“…that the [beet juice] intervention is well tolerated, safe, and associated with robust BP reductions measured in and out of clinic.”3
Once again, we hear “well tolerated” and “safe” when discussing the highly effective effects of these natural cures.
Despite the overwhelming scientific evidence, chances are you won’t hear anything from your doctor about the power of foods to heal and prevent disease. But…
The Research Is Clear: Some Foods Are As Effective And Safer Than Prescription Drugs
In today’s post, we looked at just three powerful foods and their impact on common health issues. As you consider the whole scope of foods available and the process of reversing osteoporosis and osteopenia without drugs, you may find yourself overwhelmed.
But there’s no need to worry about it being difficult or complicated. The Osteoporosis Reversal Program guides you every step of the way and provides a clear, concise list of Foundation Foods to simplify choosing the right foods that nourish your bones. And the Save Our Bones cookbook, Bone Appétit, makes cooking for your bones easy, delicious, and fun.
Eat Your Way to Stronger Bones!
Discover over 200 mouth-watering bone healthy recipes for breakfast, smoothies, appetizers, soups, salads, vegetarian dishes, fish, and plenty of main courses and even desserts!
To help you even more, Bone Appétit includes the 30 Day Meal Planner, a comprehensive chart that maps out each day’s meals and snacks. This alleviates confusion and sets you on a clear path to bone health success through nutrition.
As always, I love to hear from the Saver community. If you have any thoughts on today’s post, including ideas for preparing the foods discussed, please feel free to leave a comment below.

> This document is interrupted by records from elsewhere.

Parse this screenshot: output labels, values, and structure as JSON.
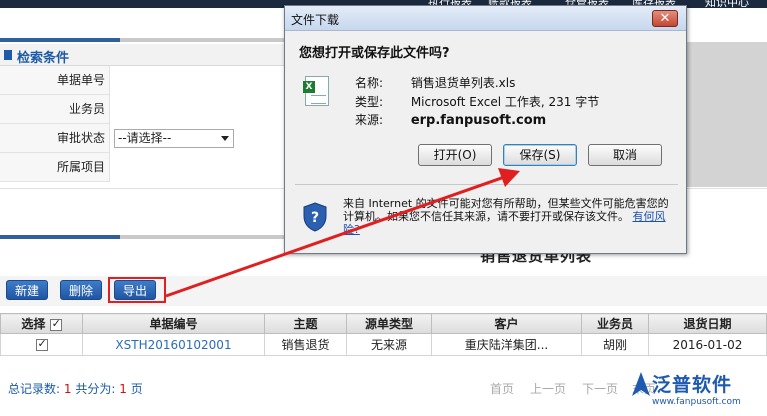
{
  "top_nav": [
    "执行报表",
    "账款报表",
    "仓管报表",
    "库存报表",
    "知识中心"
  ],
  "search_section": {
    "title": "检索条件",
    "fields": [
      {
        "label": "单据单号",
        "value": ""
      },
      {
        "label": "业务员",
        "value": ""
      },
      {
        "label": "审批状态",
        "value": "--请选择--"
      },
      {
        "label": "所属项目",
        "value": ""
      }
    ]
  },
  "list": {
    "title": "销售退货单列表",
    "buttons": {
      "new": "新建",
      "delete": "删除",
      "export": "导出"
    },
    "columns": [
      "选择",
      "单据编号",
      "主题",
      "源单类型",
      "客户",
      "业务员",
      "退货日期"
    ],
    "rows": [
      {
        "code": "XSTH20160102001",
        "subject": "销售退货",
        "source": "无来源",
        "customer": "重庆陆洋集团...",
        "salesman": "胡刚",
        "date": "2016-01-02"
      }
    ],
    "pager": {
      "total_label": "总记录数:",
      "total": "1",
      "pages_label": "共分为:",
      "pages": "1",
      "pages_unit": "页",
      "first": "首页",
      "prev": "上一页",
      "next": "下一页",
      "last": "末页"
    }
  },
  "logo": {
    "text": "泛普软件",
    "url": "www.fanpusoft.com"
  },
  "dialog": {
    "title": "文件下载",
    "close": "✕",
    "question": "您想打开或保存此文件吗?",
    "name_label": "名称:",
    "name": "销售退货单列表.xls",
    "type_label": "类型:",
    "type": "Microsoft Excel 工作表, 231 字节",
    "source_label": "来源:",
    "source": "erp.fanpusoft.com",
    "open_btn": "打开(O)",
    "save_btn": "保存(S)",
    "cancel_btn": "取消",
    "warning": "来自 Internet 的文件可能对您有所帮助，但某些文件可能危害您的计算机。如果您不信任其来源，请不要打开或保存该文件。",
    "risk_link": "有何风险?"
  },
  "colors": {
    "accent": "#1d5ba6",
    "highlight": "#e02020",
    "arrow": "#e02020"
  }
}
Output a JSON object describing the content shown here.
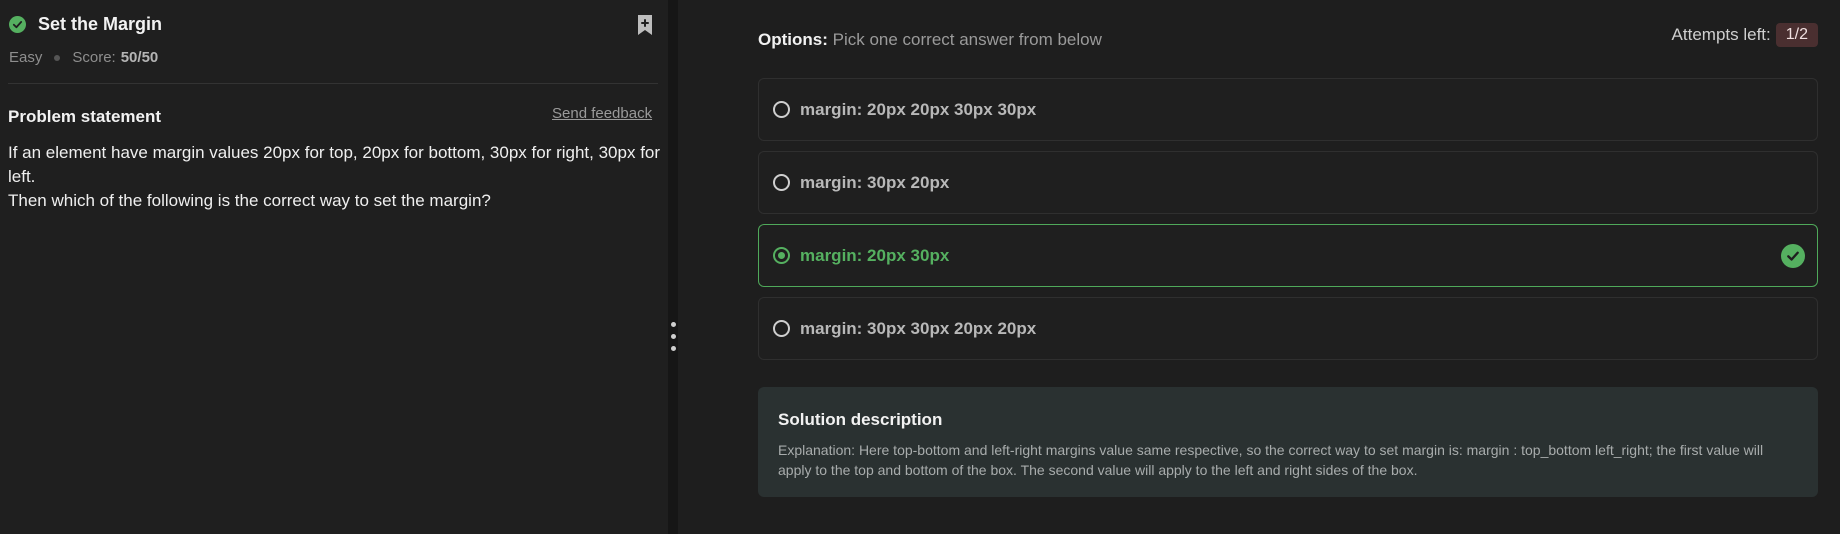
{
  "problem": {
    "title": "Set the Margin",
    "difficulty": "Easy",
    "score_label": "Score:",
    "score_value": "50/50",
    "statement_heading": "Problem statement",
    "feedback_label": "Send feedback",
    "statement_lines": [
      "If an element have margin values 20px for top, 20px for bottom, 30px for right, 30px for left.",
      "Then which of the following is the correct way to set the margin?"
    ]
  },
  "options": {
    "label": "Options:",
    "instruction": "Pick one correct answer from below",
    "attempts_label": "Attempts left:",
    "attempts_value": "1/2",
    "items": [
      {
        "text": "margin: 20px 20px 30px 30px",
        "selected": false,
        "correct": false
      },
      {
        "text": "margin: 30px 20px",
        "selected": false,
        "correct": false
      },
      {
        "text": "margin: 20px 30px",
        "selected": true,
        "correct": true
      },
      {
        "text": "margin: 30px 30px 20px 20px",
        "selected": false,
        "correct": false
      }
    ]
  },
  "solution": {
    "title": "Solution description",
    "text": "Explanation: Here top-bottom and left-right margins value same respective, so the correct way to set margin is: margin : top_bottom left_right; the first value will apply to the top and bottom of the box. The second value will apply to the left and right sides of the box."
  },
  "colors": {
    "success": "#55b060",
    "attempts_badge_bg": "#4a2f30",
    "solution_bg": "#2a3131"
  },
  "icons": {
    "solved": "check-circle-icon",
    "bookmark": "bookmark-add-icon",
    "correct_answer": "check-circle-icon"
  }
}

Till next time,
1 Gliozzi, Micaela, et al. “Bergamot polyphenolic fraction enhances rosuvastin-induced effect on LDL-cholesterol, LOX-1 expression and protein kinase B phosphorylation in patients with hyperlipidemia.” International Journal of Cardiology.December 10, 2013. Volume 170, Issue 2, pages 140-145. DOI: http://dx.doi.org/10.1016/j.ijcard.2013.08.125. Web. http://www.internationaljournalofcardiology.com/article/S0167-5273%2813%2901708-7/abstract
2 Chudnovskiy, Rostislov, et al. “Consumption of Clarified Grapefruit Juice Ameliorates High-Fat Diet Induced Insulin Resistance and Weight Gain in Mice.” PLoS ONE. October 8, 2014. 9(10): e108408. DOI:10.1371/journal.pone.0108408. Web. http://journals.plos.org/plosone/article?id=10.1371/journal.pone.0108408
3 Kapil, V., et al. “Dietary nitrate provides sustained blood pressure lowering in hypertensive patients: a randomized, phase 2, double-blind, placebo-controlled study.” Hypertension. Debruary 2015. 65(2): 320-7. DOI: 10.1161/HYPERTENSIONAHA.114.04675. Web. http://www.ncbi.nlm.nih.gov/pubmed/25421976